(Given data begins)

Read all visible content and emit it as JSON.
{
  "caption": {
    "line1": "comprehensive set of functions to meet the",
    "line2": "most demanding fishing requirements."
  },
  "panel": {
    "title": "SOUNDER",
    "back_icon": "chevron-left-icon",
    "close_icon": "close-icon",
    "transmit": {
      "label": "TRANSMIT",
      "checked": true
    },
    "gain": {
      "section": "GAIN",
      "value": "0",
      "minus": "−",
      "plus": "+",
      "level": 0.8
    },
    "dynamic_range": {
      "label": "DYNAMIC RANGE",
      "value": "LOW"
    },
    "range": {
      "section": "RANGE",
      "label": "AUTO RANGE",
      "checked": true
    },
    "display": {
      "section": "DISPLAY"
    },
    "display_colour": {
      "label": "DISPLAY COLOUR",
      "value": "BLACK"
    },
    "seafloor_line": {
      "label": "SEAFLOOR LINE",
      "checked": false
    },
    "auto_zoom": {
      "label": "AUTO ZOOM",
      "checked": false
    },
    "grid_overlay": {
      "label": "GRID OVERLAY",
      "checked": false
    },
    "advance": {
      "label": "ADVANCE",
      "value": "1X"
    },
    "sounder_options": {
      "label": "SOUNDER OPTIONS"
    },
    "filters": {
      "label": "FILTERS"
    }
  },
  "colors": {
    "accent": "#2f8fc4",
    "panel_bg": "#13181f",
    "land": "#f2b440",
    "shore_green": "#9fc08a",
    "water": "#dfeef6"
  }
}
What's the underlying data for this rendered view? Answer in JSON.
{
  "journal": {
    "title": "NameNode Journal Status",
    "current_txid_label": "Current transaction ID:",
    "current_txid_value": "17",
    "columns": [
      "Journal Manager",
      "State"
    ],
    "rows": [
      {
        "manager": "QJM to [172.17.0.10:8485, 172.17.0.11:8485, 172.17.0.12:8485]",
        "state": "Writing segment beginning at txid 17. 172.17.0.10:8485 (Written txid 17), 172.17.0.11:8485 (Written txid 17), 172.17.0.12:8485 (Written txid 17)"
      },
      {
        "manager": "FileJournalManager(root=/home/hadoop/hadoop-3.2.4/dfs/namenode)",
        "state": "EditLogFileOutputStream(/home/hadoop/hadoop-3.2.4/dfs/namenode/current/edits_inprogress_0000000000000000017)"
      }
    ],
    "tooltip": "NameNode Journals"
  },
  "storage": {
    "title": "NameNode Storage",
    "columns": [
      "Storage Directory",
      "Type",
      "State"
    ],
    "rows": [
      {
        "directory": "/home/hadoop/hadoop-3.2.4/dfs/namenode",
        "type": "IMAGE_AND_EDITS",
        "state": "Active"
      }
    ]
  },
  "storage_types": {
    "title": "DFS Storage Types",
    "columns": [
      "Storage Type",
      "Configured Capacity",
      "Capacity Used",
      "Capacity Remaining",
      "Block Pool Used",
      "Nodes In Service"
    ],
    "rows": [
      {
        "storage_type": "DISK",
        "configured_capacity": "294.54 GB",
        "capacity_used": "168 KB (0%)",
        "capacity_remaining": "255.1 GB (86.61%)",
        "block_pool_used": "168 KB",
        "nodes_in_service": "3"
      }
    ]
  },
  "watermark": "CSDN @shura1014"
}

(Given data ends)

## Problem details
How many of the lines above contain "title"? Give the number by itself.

## Result for this exercise
4